• [What the task asks] Leaving the pictures aside, restate all of the data exactly.
*** Entries provided
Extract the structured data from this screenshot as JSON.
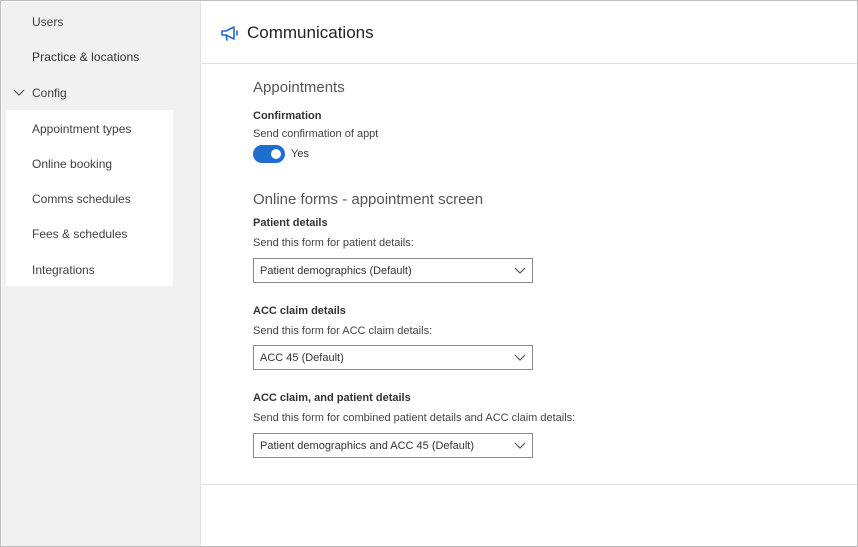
{
  "sidebar": {
    "items": [
      {
        "label": "Users"
      },
      {
        "label": "Practice & locations"
      },
      {
        "label": "Config"
      }
    ],
    "config_items": [
      {
        "label": "Appointment types"
      },
      {
        "label": "Online booking"
      },
      {
        "label": "Comms schedules"
      },
      {
        "label": "Fees & schedules"
      },
      {
        "label": "Integrations"
      }
    ]
  },
  "header": {
    "title": "Communications",
    "icon": "megaphone-icon",
    "icon_color": "#1f6dd1"
  },
  "appointments": {
    "title": "Appointments",
    "confirmation": {
      "label": "Confirmation",
      "description": "Send confirmation of appt",
      "toggle_on": true,
      "toggle_text": "Yes",
      "toggle_color": "#1f6dd1"
    }
  },
  "online_forms": {
    "title": "Online forms - appointment screen",
    "patient_details": {
      "label": "Patient details",
      "description": "Send this form for patient details:",
      "value": "Patient demographics (Default)"
    },
    "acc_claim": {
      "label": "ACC claim details",
      "description": "Send this form for ACC claim details:",
      "value": "ACC 45 (Default)"
    },
    "combined": {
      "label": "ACC claim, and patient details",
      "description": "Send this form for combined patient details and ACC claim details:",
      "value": "Patient demographics and ACC 45 (Default)"
    }
  }
}
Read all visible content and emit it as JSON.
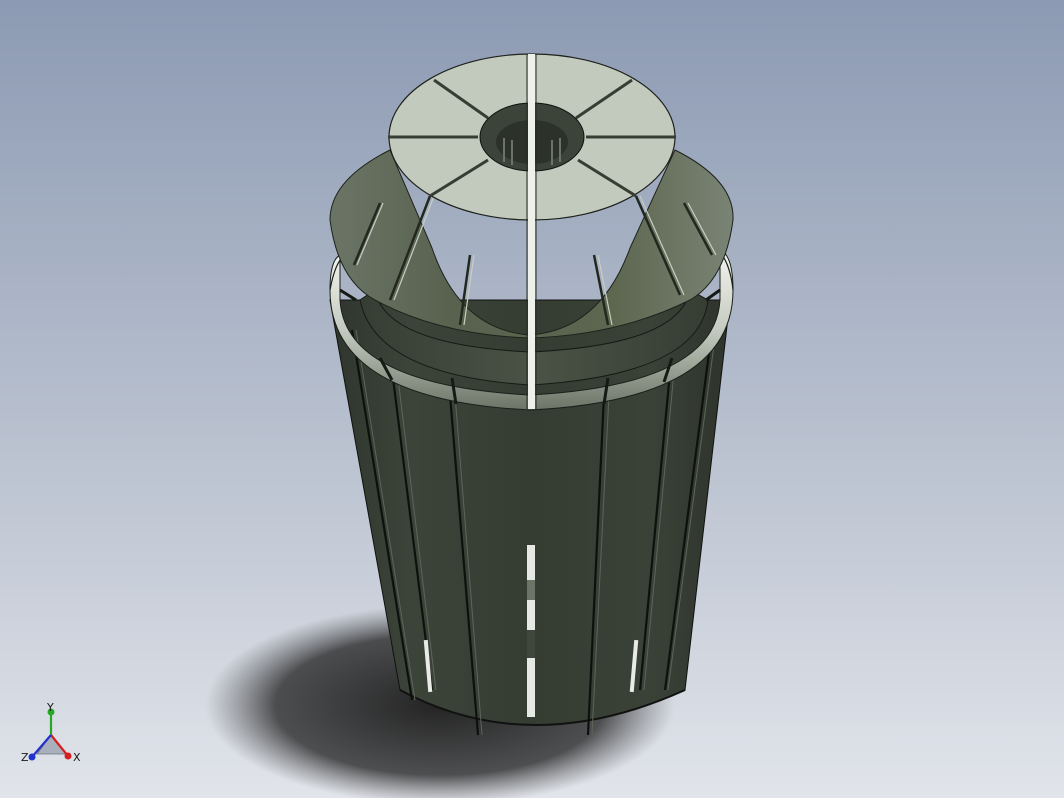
{
  "viewport": {
    "background_top": "#8d9bb4",
    "background_bottom": "#dfe2e8"
  },
  "model": {
    "name_icon": "er-collet-icon",
    "body_color": "#3c4439",
    "face_color": "#c2c9bd",
    "slot_color": "#eef1ea"
  },
  "triad": {
    "x_label": "X",
    "y_label": "Y",
    "z_label": "Z",
    "x_color": "#d42020",
    "y_color": "#26a826",
    "z_color": "#2233cc"
  }
}
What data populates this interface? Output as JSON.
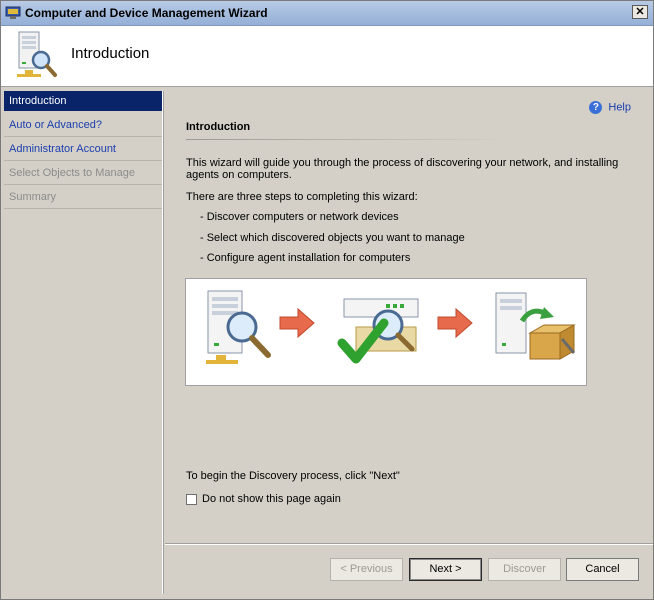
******
• [Answer space]
Extract the structured data from this screenshot as JSON.
{
  "sidebar": {
    "items": [
      {
        "label": "Users"
      },
      {
        "label": "Practice & locations"
      },
      {
        "label": "Config"
      }
    ],
    "config_items": [
      {
        "label": "Appointment types"
      },
      {
        "label": "Online booking"
      },
      {
        "label": "Comms schedules"
      },
      {
        "label": "Fees & schedules"
      },
      {
        "label": "Integrations"
      }
    ]
  },
  "header": {
    "title": "Communications",
    "icon": "megaphone-icon",
    "icon_color": "#1f6dd1"
  },
  "appointments": {
    "title": "Appointments",
    "confirmation": {
      "label": "Confirmation",
      "description": "Send confirmation of appt",
      "toggle_on": true,
      "toggle_text": "Yes",
      "toggle_color": "#1f6dd1"
    }
  },
  "online_forms": {
    "title": "Online forms - appointment screen",
    "patient_details": {
      "label": "Patient details",
      "description": "Send this form for patient details:",
      "value": "Patient demographics (Default)"
    },
    "acc_claim": {
      "label": "ACC claim details",
      "description": "Send this form for ACC claim details:",
      "value": "ACC 45 (Default)"
    },
    "combined": {
      "label": "ACC claim, and patient details",
      "description": "Send this form for combined patient details and ACC claim details:",
      "value": "Patient demographics and ACC 45 (Default)"
    }
  }
}
Read all visible content and emit it as JSON.
{
  "viewport": {
    "background_top": "#8d9bb4",
    "background_bottom": "#dfe2e8"
  },
  "model": {
    "name_icon": "er-collet-icon",
    "body_color": "#3c4439",
    "face_color": "#c2c9bd",
    "slot_color": "#eef1ea"
  },
  "triad": {
    "x_label": "X",
    "y_label": "Y",
    "z_label": "Z",
    "x_color": "#d42020",
    "y_color": "#26a826",
    "z_color": "#2233cc"
  }
}
What data populates this interface? Output as JSON.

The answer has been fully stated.